Each line of data below must be printed exactly as written, with any pictures removed.
Start of Material shown
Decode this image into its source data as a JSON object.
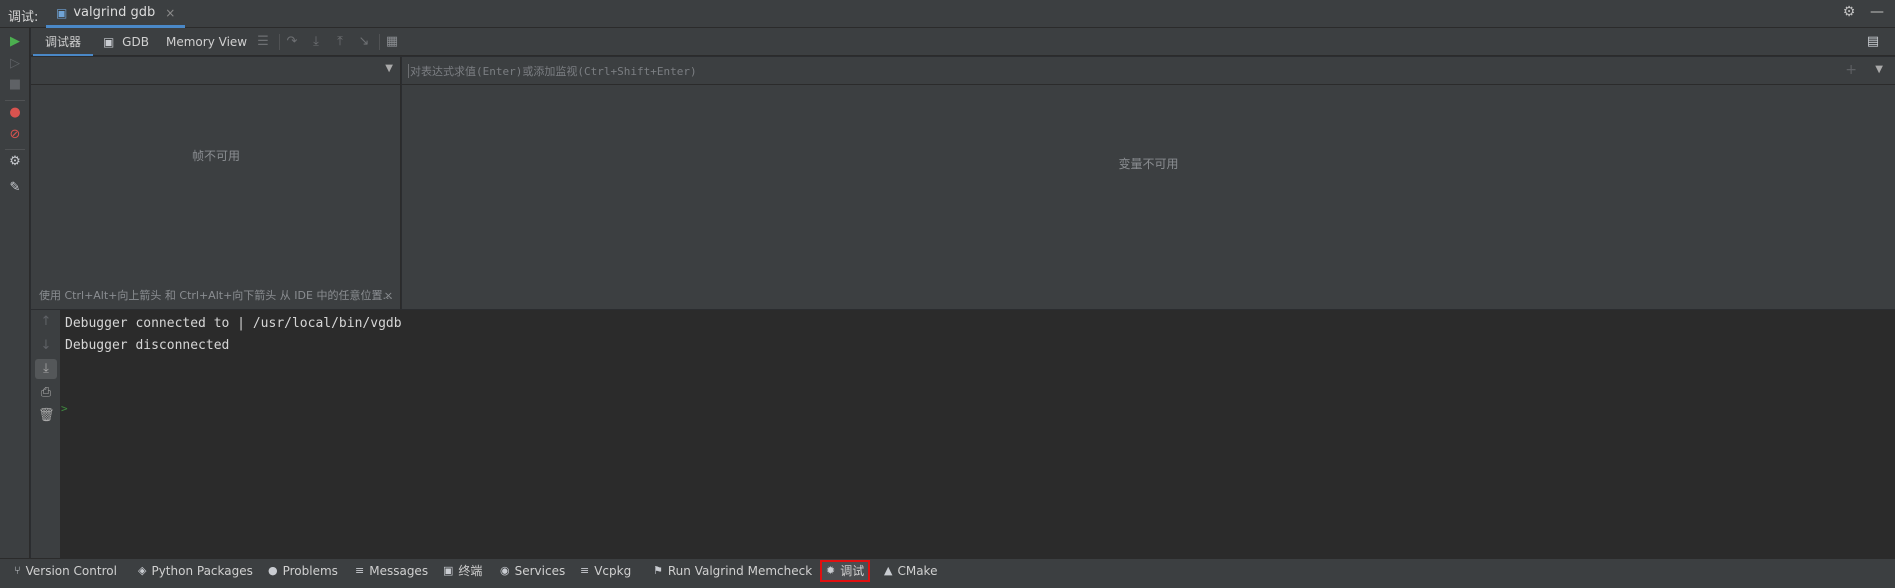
{
  "titlebar": {
    "label": "调试:",
    "session_tab": "valgrind gdb",
    "close_glyph": "×",
    "settings_icon": "gear-icon",
    "minimize_icon": "minimize-icon"
  },
  "debug_tabs": {
    "debugger": "调试器",
    "gdb": "GDB",
    "memory_view": "Memory View"
  },
  "frames": {
    "empty_text": "帧不可用",
    "hint": "使用 Ctrl+Alt+向上箭头 和 Ctrl+Alt+向下箭头 从 IDE 中的任意位置...",
    "hint_close": "×"
  },
  "variables": {
    "eval_placeholder": "对表达式求值(Enter)或添加监视(Ctrl+Shift+Enter)",
    "empty_text": "变量不可用"
  },
  "console": {
    "lines": [
      "Debugger connected to | /usr/local/bin/vgdb",
      "Debugger disconnected"
    ],
    "prompt": ">"
  },
  "bottom_bar": {
    "items": [
      {
        "label": "Version Control",
        "icon": "branch-icon"
      },
      {
        "label": "Python Packages",
        "icon": "layers-icon"
      },
      {
        "label": "Problems",
        "icon": "info-icon"
      },
      {
        "label": "Messages",
        "icon": "list-icon"
      },
      {
        "label": "终端",
        "icon": "terminal-icon"
      },
      {
        "label": "Services",
        "icon": "services-icon"
      },
      {
        "label": "Vcpkg",
        "icon": "list-icon"
      },
      {
        "label": "Run Valgrind Memcheck",
        "icon": "run-valgrind-icon"
      },
      {
        "label": "调试",
        "icon": "bug-icon",
        "active": true
      },
      {
        "label": "CMake",
        "icon": "triangle-icon"
      }
    ]
  },
  "colors": {
    "accent": "#4a88c7",
    "active_highlight": "#e01010",
    "background": "#2b2d30",
    "panel": "#3c3f41"
  }
}
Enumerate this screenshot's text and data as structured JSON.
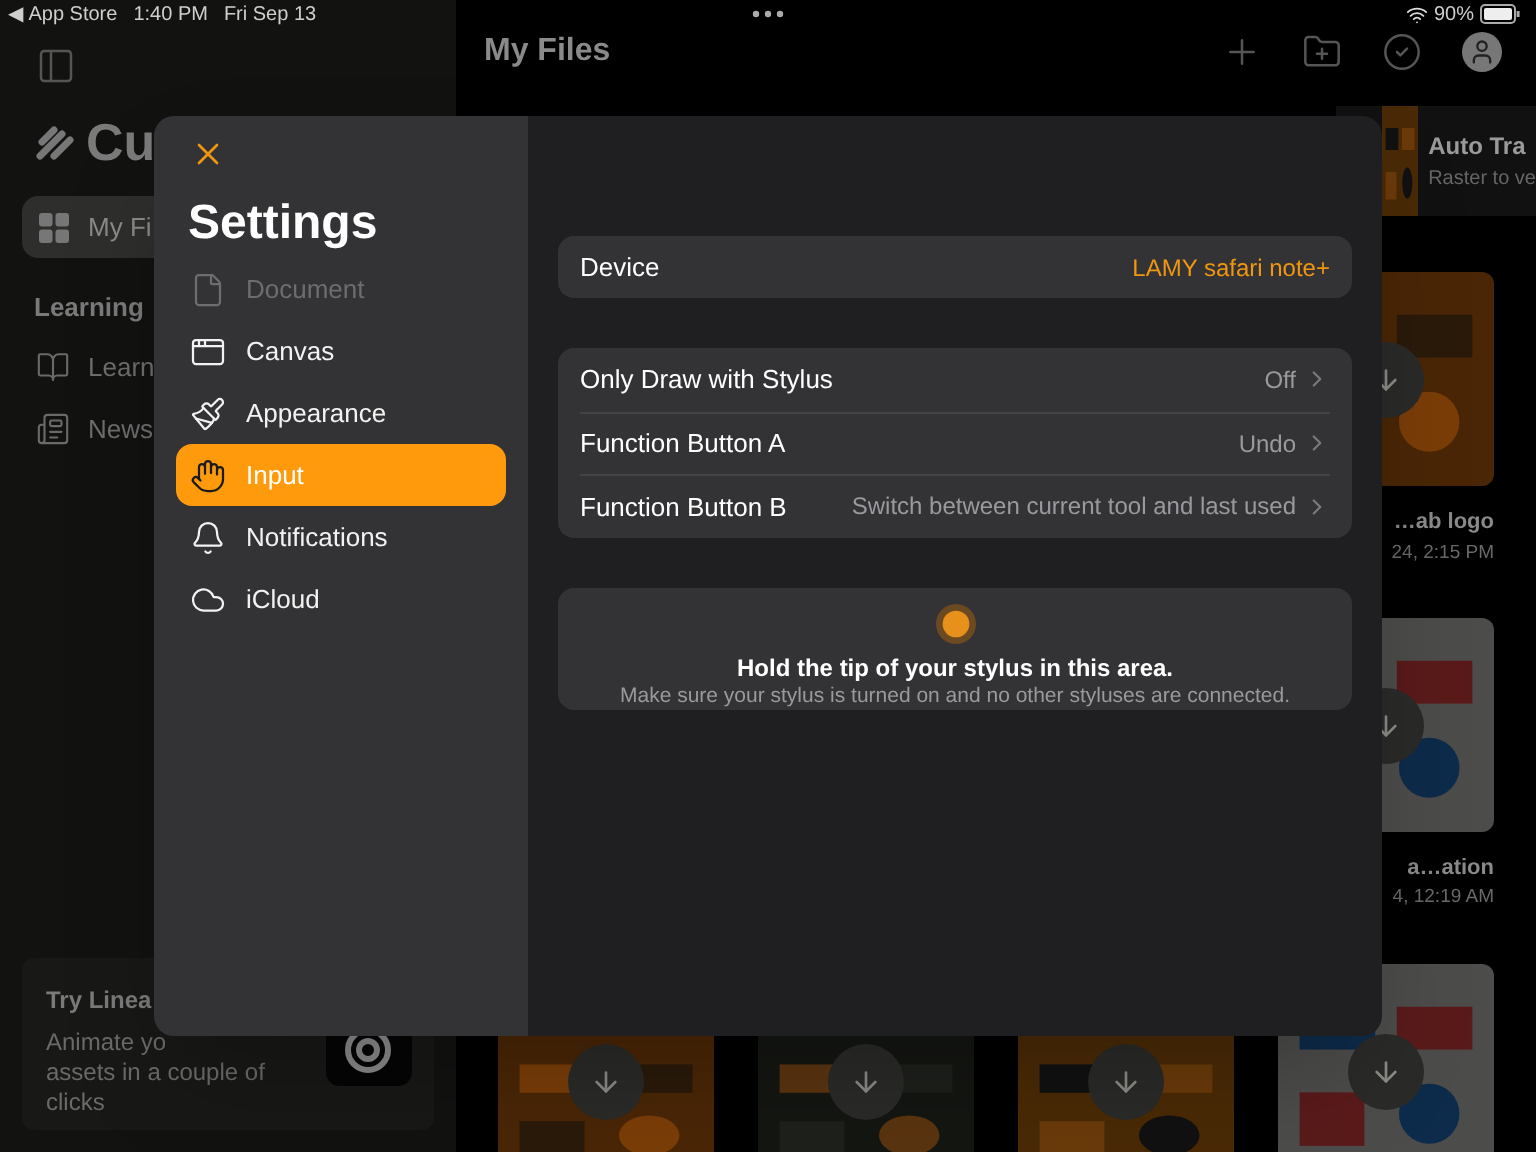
{
  "status_bar": {
    "back": "◀ App Store",
    "time": "1:40 PM",
    "date": "Fri Sep 13",
    "battery": "90%"
  },
  "sidebar": {
    "logo": "Cu",
    "items": [
      {
        "label": "My Fi",
        "selected": true
      }
    ],
    "section": "Learning",
    "links": [
      {
        "label": "Learn",
        "kind": "book"
      },
      {
        "label": "News",
        "kind": "news"
      }
    ],
    "promo": {
      "title": "Try Linea",
      "lines": [
        "Animate yo",
        "assets in a couple of",
        "clicks"
      ]
    }
  },
  "header": {
    "title": "My Files"
  },
  "files": {
    "featured": {
      "title": "Auto Tra",
      "subtitle": "Raster to ve"
    },
    "items": [
      {
        "name": "…ab logo",
        "date": "24, 2:15 PM"
      },
      {
        "name": "a…ation",
        "date": "4, 12:19 AM"
      }
    ]
  },
  "settings": {
    "title": "Settings",
    "nav": [
      {
        "label": "Document",
        "kind": "document",
        "selected": false,
        "disabled": true
      },
      {
        "label": "Canvas",
        "kind": "canvas",
        "selected": false,
        "disabled": false
      },
      {
        "label": "Appearance",
        "kind": "appearance",
        "selected": false,
        "disabled": false
      },
      {
        "label": "Input",
        "kind": "input",
        "selected": true,
        "disabled": false
      },
      {
        "label": "Notifications",
        "kind": "notifications",
        "selected": false,
        "disabled": false
      },
      {
        "label": "iCloud",
        "kind": "icloud",
        "selected": false,
        "disabled": false
      }
    ],
    "device": {
      "label": "Device",
      "value": "LAMY safari note+"
    },
    "options": [
      {
        "label": "Only Draw with Stylus",
        "value": "Off"
      },
      {
        "label": "Function Button A",
        "value": "Undo"
      },
      {
        "label": "Function Button B",
        "value": "Switch between current tool and last used"
      }
    ],
    "test_area": {
      "title": "Hold the tip of your stylus in this area.",
      "hint": "Make sure your stylus is turned on and no other styluses are connected."
    }
  }
}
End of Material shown
Task response:
Decode this image into its source data as a JSON object.
{
  "titlebar": {
    "label": "调试:",
    "session_tab": "valgrind gdb",
    "close_glyph": "×",
    "settings_icon": "gear-icon",
    "minimize_icon": "minimize-icon"
  },
  "debug_tabs": {
    "debugger": "调试器",
    "gdb": "GDB",
    "memory_view": "Memory View"
  },
  "frames": {
    "empty_text": "帧不可用",
    "hint": "使用 Ctrl+Alt+向上箭头 和 Ctrl+Alt+向下箭头 从 IDE 中的任意位置...",
    "hint_close": "×"
  },
  "variables": {
    "eval_placeholder": "对表达式求值(Enter)或添加监视(Ctrl+Shift+Enter)",
    "empty_text": "变量不可用"
  },
  "console": {
    "lines": [
      "Debugger connected to | /usr/local/bin/vgdb",
      "Debugger disconnected"
    ],
    "prompt": ">"
  },
  "bottom_bar": {
    "items": [
      {
        "label": "Version Control",
        "icon": "branch-icon"
      },
      {
        "label": "Python Packages",
        "icon": "layers-icon"
      },
      {
        "label": "Problems",
        "icon": "info-icon"
      },
      {
        "label": "Messages",
        "icon": "list-icon"
      },
      {
        "label": "终端",
        "icon": "terminal-icon"
      },
      {
        "label": "Services",
        "icon": "services-icon"
      },
      {
        "label": "Vcpkg",
        "icon": "list-icon"
      },
      {
        "label": "Run Valgrind Memcheck",
        "icon": "run-valgrind-icon"
      },
      {
        "label": "调试",
        "icon": "bug-icon",
        "active": true
      },
      {
        "label": "CMake",
        "icon": "triangle-icon"
      }
    ]
  },
  "colors": {
    "accent": "#4a88c7",
    "active_highlight": "#e01010",
    "background": "#2b2d30",
    "panel": "#3c3f41"
  }
}
Enumerate this screenshot's text and data as structured JSON.
{
  "status_bar": {
    "back": "◀ App Store",
    "time": "1:40 PM",
    "date": "Fri Sep 13",
    "battery": "90%"
  },
  "sidebar": {
    "logo": "Cu",
    "items": [
      {
        "label": "My Fi",
        "selected": true
      }
    ],
    "section": "Learning",
    "links": [
      {
        "label": "Learn",
        "kind": "book"
      },
      {
        "label": "News",
        "kind": "news"
      }
    ],
    "promo": {
      "title": "Try Linea",
      "lines": [
        "Animate yo",
        "assets in a couple of",
        "clicks"
      ]
    }
  },
  "header": {
    "title": "My Files"
  },
  "files": {
    "featured": {
      "title": "Auto Tra",
      "subtitle": "Raster to ve"
    },
    "items": [
      {
        "name": "…ab logo",
        "date": "24, 2:15 PM"
      },
      {
        "name": "a…ation",
        "date": "4, 12:19 AM"
      }
    ]
  },
  "settings": {
    "title": "Settings",
    "nav": [
      {
        "label": "Document",
        "kind": "document",
        "selected": false,
        "disabled": true
      },
      {
        "label": "Canvas",
        "kind": "canvas",
        "selected": false,
        "disabled": false
      },
      {
        "label": "Appearance",
        "kind": "appearance",
        "selected": false,
        "disabled": false
      },
      {
        "label": "Input",
        "kind": "input",
        "selected": true,
        "disabled": false
      },
      {
        "label": "Notifications",
        "kind": "notifications",
        "selected": false,
        "disabled": false
      },
      {
        "label": "iCloud",
        "kind": "icloud",
        "selected": false,
        "disabled": false
      }
    ],
    "device": {
      "label": "Device",
      "value": "LAMY safari note+"
    },
    "options": [
      {
        "label": "Only Draw with Stylus",
        "value": "Off"
      },
      {
        "label": "Function Button A",
        "value": "Undo"
      },
      {
        "label": "Function Button B",
        "value": "Switch between current tool and last used"
      }
    ],
    "test_area": {
      "title": "Hold the tip of your stylus in this area.",
      "hint": "Make sure your stylus is turned on and no other styluses are connected."
    }
  }
}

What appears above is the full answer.